Your columnists are proud to participate in this important Deseret News project remembering 9/11. We share our reflections, including the impact on Utah and national politics then and now.
What are your personal recollections of the day? Did other Utahns share such feelings and influence political deliberations?
Pignanelli: “These acts shattered steel, but they cannot dent the steel of America’s resolve.” — George W. Bush.
I was attending a breakfast event across the street from the White House that morning. After the second plane crashed, we were immediately evacuated onto Pennsylvania Avenue. I was confronted by thousands scrambling to secure transportation. Fear and panic was thick in the air. While walking the National Mall in the evening, there was a surreal scene of tanks and military equipment guarding the nation’s memorials, as if a coup had occurred.
America had won the Cold War and engineered the greatest technological advances in human history, but now the country was vulnerable to a handful of terrorists. Local leaders delivered rousing speeches and statements. Yet, their actions revealed the important element. Most politicians reflected Utah’s usual response to a crisis – work hard to solve the problem and insure no repeats. For example, Utahns doubled their commitment to guarantee the 2002 Olympics would be the safest and most efficient thereby demonstrating to the world what liberty and strength can purchase.
Furthermore, we comprehended our enemies were no longer just rogue countries, but also terroristic organizations. Officials and candidates were expected to promote measures that enhanced security and public safety. Shrewd politicians possessed a knowledge of global affairs.
As with America, our state was founded upon ideas, not geography or human-made structures. So we knew dark forces could not defeat us. But we needed to improve our economic security and strive for a society that benefits all. Perhaps a portion of Utah’s incredible success for two decades is an unconscious response to that portentous day.
Webb: Sept. 11, 2001, shattered an age of innocence. We had defeated communism. We were the world’s preeminent nation. No country could challenge us militarily or economically. We were secure in world leadership.
Then came the events of 9/11, changing much about America, leaving us feeling vulnerable in our own country and communities.
We mobilized for a prolonged engagement in a new kind of conflict, the permanent war on terrorism. Today an entire generation has grown up in the shadow of this struggle, including lengthy engagements in Iraq and Afghanistan.
Along with millions of other Americans, I sat mesmerized, watching hours and days of nonstop television news on 9/11 and thereafter. Many of us witnessed on live television the shock and horror of large aircraft plunging into the Twin Towers. We also saw with tearful pride the heroism of first responders and the passengers on Flight 93, who crashed their airplane in a field in Pennsylvania, preventing a mass suicide attack in the nation’s capital.
For a period, we were united as Americans in patriotism and empathy.
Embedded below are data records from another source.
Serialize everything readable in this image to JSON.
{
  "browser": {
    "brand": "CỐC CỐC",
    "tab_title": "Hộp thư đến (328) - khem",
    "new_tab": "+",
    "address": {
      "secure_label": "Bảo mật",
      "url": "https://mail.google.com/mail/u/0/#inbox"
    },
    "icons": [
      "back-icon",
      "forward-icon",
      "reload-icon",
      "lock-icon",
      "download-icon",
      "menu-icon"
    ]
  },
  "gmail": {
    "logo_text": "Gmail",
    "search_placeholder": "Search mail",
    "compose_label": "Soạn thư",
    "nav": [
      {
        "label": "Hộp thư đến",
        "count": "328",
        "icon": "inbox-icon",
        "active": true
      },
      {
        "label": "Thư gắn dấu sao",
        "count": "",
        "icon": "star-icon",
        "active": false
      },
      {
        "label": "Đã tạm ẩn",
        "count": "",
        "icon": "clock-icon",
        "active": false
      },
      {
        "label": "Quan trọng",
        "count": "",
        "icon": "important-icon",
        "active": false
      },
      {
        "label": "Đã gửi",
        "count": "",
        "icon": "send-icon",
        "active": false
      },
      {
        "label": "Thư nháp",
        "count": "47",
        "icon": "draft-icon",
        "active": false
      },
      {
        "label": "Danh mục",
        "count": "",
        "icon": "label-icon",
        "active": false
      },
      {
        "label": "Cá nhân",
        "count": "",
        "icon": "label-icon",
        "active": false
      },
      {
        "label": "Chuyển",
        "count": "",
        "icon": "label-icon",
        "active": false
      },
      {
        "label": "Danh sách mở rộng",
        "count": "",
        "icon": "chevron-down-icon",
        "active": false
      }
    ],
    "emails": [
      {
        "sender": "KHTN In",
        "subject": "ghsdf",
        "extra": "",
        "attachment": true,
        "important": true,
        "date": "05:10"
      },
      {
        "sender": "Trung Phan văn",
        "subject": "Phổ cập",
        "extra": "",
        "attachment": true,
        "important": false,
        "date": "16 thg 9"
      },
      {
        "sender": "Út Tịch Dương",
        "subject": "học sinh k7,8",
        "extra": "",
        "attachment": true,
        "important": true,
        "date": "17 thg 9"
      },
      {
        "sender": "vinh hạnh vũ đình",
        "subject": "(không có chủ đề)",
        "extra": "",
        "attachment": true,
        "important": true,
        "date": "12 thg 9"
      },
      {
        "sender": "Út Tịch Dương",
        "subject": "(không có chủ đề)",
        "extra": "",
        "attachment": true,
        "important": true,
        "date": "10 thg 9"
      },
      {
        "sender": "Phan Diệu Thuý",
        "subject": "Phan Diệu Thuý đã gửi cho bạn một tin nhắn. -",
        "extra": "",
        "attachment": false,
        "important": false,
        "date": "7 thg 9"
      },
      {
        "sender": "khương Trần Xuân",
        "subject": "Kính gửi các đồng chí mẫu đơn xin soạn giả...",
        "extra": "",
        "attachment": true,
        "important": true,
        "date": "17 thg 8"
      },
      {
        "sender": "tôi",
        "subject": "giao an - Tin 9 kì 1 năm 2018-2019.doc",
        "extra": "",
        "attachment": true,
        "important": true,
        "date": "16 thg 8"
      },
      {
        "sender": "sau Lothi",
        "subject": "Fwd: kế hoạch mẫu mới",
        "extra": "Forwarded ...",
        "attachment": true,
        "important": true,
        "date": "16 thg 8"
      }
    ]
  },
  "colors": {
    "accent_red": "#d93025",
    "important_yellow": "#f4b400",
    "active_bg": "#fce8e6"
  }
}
We supported our leadership. We didn’t care about politics or blame. Many young men and women volunteered for military duty.
The war on terrorism has been expensive, both in military lives lost in foreign countries and billions of dollars spent revamping our travel systems and hardening terrorism targets. History will judge whether our response was justified. But hindsight is always 20/20. We did what was best in the context of the moment. And we have prevented further mass terrorism attacks in America in the last two decades.
Did 9/11 provide opportunities in national and local politics that were utilized or ignored?
Pignanelli: The crisis could have launched efforts to maximize efficiency in government, while finding common ground among the political spectrum. Unfortunately, the petty partisans could not help themselves.
But in countless communities across the country the American resolve continued and flourished — especially in Utah. Religious and community organizations used commemorations to remind us why we should be grateful and never cease treasuring our principles. Utah kept the flame of 9/11 alive.
Webb: When America is attacked, we mobilize in unity, patriotism and purpose. But the unity doesn’t last very long. Today, America is plagued with more division, partisanship and alienation than any time in recent history. The recent chaotic and deadly exit from Afghanistan is an embarrassing and discordant bookend to the terrorism attacks on 9/11. With midterm elections looming, political conflict will only worsen at the national level.
It’s more important than ever for states like Utah to show how opposing sides with strong feelings can still work together to solve problems and achieve goals.
How should future generations of Utahns memorialize this day?
Pignanelli: Our descendants will remember this day as a wake-up call for constant vigilance toward the enemies of freedom. They should also recall with fondness how we responded to the challenge in our everyday lives. Hopefully, the commentaries will provide examples of our collective determination.
Webb: The brief period of unity of common purpose can be aspirational for those who came after 9/11. More likely, the individual stories of valor, selflessness and devotion to duty by first responders and others who sacrificed their lives on that day can serve as inspiration for many generations of Utahns and Americans.
Republican LaVarr Webb is a former journalist and a semiretired small farmer and political consultant. Email: email@example.com. Frank Pignanelli is a Salt Lake attorney, lobbyist and political adviser who served as a Democrat in the Utah Legislature. Email: firstname.lastname@example.org.